Question for electronics gurus

Here’s the story, as concise as I can make it. It probably takes very specific knowledge of this equipment, but maybe the problems will ring a bell with one of you

I have an integrated amp for my stereo with vaccuum tubes.

Well, one of the tubes was not lighting up so I sent it in for repairs. They retubed it, reset the bias, and burned it in for about a week and sent it to me. No probs.

I ran it for a few days, then one day the tubes didn’t warm up (the fuse blew during warm up). I replaced a fuse and everything was fine. Ran it a couple days, blew a fuse again during warm up.

Hmmmm. . .the repair guy sent me new tubes. Before they arrived, I was listening to music one night and the tubes just quit. The unit still has power. It has little fans that blow on the tubes and the fans were still running.

I plugged in the 4 new tubes, and nothing.

I called the repair guy and he said something like, “hmmmm. . .might be the power source. What’s the voltage in the line?”


“I set the bias for our voltage which is 127.”

I don’t know the implications of that. He said line voltages can run from between about 110 and 130.

Can any provide possible “trouble shoots” for this type of behavior?

Maybe, you could try telling us what it is :slight_smile:

Do you know whether it’s the heater circuit or the HT that is giving out? My experience of valve amps is mostly based on guitar amps, but I have never had more than one tube die at the same time. If tubes are actual being killed rather than just not getting any juice then something is very wrong.

By the “voltage in the line” do you mean the mains supply voltage?

If I can Google up anything useful on biasing valve/tube amps I’ll be back.

BTW you’ve made me all :frowning: now that I sold my old Quad 22.

This is the amp. There’s a PDF file there (but the link is html) that shows how to make bias adjustments.

I do mean the main supply voltage. (I think)

I don’t know whether it’s the heater circuit or the HT that’s giving out. I"m not even sure what you mean with the question. There are 4 tubes in it.

Apologies for raising more questions than answers. Tubes are powered by two separate circuits, one heats the elements to scare electrons off the cathodes the other supplies the actual power as a high voltage. The circuits may have a separate fuses, are there any internal fuses?

From this site

Hmm… might be the bias? I couldn’t see the bias adjustment page do you have another link?

If the bias is set wrong, then the devices will draw a lot of current if the amplifier is class B.

If it’s class A then all you get is assymetric amplification at higher outputs and hence distortion.

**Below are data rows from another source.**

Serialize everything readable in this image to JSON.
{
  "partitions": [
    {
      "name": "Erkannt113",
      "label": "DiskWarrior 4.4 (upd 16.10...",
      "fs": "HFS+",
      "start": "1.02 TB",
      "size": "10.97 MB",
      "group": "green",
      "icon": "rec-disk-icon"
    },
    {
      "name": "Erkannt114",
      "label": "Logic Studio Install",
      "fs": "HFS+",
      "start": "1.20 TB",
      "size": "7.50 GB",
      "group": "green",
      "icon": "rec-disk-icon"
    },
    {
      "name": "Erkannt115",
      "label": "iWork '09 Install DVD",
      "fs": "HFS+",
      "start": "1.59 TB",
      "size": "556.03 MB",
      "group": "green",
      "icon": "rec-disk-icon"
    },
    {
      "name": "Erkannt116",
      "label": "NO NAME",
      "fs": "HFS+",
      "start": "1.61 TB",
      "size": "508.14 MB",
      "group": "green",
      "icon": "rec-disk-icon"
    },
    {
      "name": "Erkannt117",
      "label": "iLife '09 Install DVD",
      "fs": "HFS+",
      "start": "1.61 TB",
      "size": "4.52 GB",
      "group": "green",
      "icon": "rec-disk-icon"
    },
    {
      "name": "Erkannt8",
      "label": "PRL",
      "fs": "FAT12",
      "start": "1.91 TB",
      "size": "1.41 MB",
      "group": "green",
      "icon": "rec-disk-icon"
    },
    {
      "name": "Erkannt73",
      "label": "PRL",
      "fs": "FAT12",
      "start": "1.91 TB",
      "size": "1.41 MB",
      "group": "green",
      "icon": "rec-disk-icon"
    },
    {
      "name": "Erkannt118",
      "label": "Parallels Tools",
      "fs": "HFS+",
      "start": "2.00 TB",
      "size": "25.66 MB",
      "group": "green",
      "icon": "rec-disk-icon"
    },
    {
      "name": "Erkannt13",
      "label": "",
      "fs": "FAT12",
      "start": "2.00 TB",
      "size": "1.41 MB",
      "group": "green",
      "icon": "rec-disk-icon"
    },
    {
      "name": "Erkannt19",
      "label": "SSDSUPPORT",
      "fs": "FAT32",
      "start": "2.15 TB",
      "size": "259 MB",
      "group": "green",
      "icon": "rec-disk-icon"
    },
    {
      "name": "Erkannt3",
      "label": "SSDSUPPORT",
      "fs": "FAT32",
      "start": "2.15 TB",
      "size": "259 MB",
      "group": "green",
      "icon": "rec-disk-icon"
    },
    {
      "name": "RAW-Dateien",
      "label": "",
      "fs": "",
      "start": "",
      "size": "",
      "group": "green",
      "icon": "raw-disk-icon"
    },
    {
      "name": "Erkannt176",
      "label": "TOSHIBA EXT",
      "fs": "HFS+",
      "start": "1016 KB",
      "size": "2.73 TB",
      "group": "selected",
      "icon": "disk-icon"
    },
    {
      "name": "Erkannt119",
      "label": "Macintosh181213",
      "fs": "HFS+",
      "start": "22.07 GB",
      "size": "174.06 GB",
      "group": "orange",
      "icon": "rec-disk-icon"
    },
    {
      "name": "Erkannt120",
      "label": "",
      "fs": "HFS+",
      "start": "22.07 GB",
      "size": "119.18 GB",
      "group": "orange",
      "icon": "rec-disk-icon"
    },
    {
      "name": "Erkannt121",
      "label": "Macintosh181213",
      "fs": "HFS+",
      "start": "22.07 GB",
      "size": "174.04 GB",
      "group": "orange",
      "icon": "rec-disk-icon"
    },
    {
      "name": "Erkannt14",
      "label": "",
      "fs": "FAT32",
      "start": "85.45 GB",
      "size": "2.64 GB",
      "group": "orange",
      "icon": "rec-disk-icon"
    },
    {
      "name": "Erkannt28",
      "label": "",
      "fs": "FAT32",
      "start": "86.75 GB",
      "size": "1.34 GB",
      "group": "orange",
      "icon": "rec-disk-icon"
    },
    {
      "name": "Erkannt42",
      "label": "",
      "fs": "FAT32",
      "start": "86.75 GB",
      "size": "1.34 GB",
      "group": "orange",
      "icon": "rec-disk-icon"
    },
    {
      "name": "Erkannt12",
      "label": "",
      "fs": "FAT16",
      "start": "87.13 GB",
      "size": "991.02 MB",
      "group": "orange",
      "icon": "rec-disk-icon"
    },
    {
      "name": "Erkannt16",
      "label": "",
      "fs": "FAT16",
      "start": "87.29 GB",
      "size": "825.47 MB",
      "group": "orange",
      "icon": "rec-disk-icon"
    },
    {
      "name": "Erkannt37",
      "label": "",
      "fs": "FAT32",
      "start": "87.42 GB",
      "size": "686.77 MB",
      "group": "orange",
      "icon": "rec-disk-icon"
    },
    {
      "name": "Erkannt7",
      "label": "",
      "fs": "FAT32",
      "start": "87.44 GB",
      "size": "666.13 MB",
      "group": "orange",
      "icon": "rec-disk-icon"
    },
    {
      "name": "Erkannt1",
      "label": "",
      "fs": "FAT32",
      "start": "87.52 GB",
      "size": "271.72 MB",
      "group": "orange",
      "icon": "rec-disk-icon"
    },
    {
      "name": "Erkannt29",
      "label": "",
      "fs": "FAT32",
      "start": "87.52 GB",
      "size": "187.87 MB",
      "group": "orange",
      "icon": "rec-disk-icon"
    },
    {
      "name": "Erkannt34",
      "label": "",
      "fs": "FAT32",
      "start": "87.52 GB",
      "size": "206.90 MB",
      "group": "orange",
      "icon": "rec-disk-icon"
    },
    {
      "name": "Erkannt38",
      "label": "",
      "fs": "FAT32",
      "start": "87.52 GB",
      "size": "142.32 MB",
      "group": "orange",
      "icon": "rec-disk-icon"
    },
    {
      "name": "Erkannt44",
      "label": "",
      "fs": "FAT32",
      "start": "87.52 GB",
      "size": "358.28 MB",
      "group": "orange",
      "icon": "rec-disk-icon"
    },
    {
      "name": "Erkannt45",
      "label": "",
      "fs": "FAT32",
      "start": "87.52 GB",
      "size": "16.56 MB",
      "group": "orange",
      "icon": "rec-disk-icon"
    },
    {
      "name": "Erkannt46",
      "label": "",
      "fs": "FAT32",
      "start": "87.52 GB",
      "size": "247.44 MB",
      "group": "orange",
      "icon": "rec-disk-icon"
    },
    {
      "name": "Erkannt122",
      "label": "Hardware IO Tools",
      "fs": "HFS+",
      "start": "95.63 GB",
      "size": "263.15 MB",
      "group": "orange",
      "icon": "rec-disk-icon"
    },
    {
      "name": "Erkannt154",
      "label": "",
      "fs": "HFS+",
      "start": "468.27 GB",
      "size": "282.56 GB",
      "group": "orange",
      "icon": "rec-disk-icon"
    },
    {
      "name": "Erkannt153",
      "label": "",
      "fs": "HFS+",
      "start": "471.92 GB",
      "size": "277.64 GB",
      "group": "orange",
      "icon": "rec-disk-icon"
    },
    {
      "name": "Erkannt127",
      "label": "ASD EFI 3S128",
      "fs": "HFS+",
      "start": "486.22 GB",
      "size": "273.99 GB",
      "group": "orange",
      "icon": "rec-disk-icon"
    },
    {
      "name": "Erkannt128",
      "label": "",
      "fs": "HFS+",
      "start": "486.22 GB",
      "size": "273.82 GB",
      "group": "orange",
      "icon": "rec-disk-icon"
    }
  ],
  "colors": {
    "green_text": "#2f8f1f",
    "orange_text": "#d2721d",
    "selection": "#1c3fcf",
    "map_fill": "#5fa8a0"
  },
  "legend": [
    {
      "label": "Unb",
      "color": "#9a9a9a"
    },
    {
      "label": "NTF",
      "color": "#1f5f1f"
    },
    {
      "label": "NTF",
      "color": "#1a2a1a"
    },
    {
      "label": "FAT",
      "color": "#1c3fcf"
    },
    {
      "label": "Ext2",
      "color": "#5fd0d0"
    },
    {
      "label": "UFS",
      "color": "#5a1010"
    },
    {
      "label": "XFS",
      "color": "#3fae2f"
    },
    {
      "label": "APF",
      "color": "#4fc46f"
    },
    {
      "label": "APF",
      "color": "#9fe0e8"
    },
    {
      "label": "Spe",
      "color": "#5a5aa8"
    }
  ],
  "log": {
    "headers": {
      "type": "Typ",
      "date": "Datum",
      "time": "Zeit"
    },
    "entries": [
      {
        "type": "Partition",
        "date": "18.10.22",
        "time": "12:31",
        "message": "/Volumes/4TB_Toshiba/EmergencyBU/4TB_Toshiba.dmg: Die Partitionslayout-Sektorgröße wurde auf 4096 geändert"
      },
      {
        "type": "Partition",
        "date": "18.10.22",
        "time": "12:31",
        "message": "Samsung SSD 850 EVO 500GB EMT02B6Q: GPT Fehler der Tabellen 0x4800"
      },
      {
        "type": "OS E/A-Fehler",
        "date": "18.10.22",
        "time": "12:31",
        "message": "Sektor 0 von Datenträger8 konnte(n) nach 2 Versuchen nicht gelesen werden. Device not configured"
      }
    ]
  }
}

I don’t really see how supply voltage could make too much differance, there would be probably at least around a 10% tolerance, and anyway the amp would, to some exent, be self regulating, after all the power supply and smoothing should take care of it, as long as you have set it to the normal household range in your country.

Valve heater voltages are generally quite low so I can’t see that this is going to be an issue, but its also not that hard to check, its just a simple D.C measurement

I would suspect the driver phase splitter area to be most likely to be a problem, so that the quiescant current from one side of the amp is very high.

You can get a problem in class Bs where both output devices are turned on, when of course only one at a time should be conducting, depending upon the signal direction.

A good giveaway would be to measure the quiescent current and compare it with the specs, then I would get on with checking the dc voltages around the driver part of the amp.

I expect that you’ll find its drawing much more than the specs allow when there is no input signal.

Things like open circuit (more likely)and short circuit(less likely) resistors in the driver, and bias section will be most suspect, though if there are electrolytic capacitors about (especially tantalums) then these may well be troublesome.

Pity you don’t have a link to the circuit diagram.

This is the direct link. It’s a pdf. If you give it a minute, it should load. It just hung my browser for a few seconds.

I don’t think the company likes to have the schematic out there.

See, when I sent it in the first time, they replaced all 4 sockets, all 4 tubes and set the bias “correctly”. It was working and sounding great.

Also, it’s a class A.

Also, Small Clanger when it was working, the “plates” aren’t heating up, but the filaments are. The problem I had before I sent it in originally, the plates WERE heating up.

How about a new amp? They’ve recently gone solid state. :stuck_out_tongue:

Well, I know.

I’m sending this one back for more repairs (which will now represent about $75 in shipping charges alone for like a $600 amp). :frowning:

The same company makes real nice looking solid-state integrated, and also real nice looking pre-amp/amp combos within my price range.

I really like the sound of this amp, though. I’ve had a newer Sony that I didn’t like, which I sold to someone and an old Marantz receiver that is basically a piece of crap.

I might get the guy to give me a discount if I buy through him. Really don’t know if I want to give tubes another shot, or go SS though.

As a producer/engineer I wholeheartedly agree that the tube sound is sweet.

To the OP, measuring your incoming AC voltage is easy.

Go to RadioShack, and buy an inexpensive digital multimeter.

Set for AC Voltage, and place a probe in each of the slots in the outlet you’re likely to use this amplifier in. Read the voltage on the screen. Should be betwen 110-130V AC.

Report that number to the tech doing the work, so that they can set the bias correctly.

Note that your incoming voltage is provided by your power company, and you may see fluctuations on the line. What’s there today, may not be there when you check next, but it should be close.

Good luck.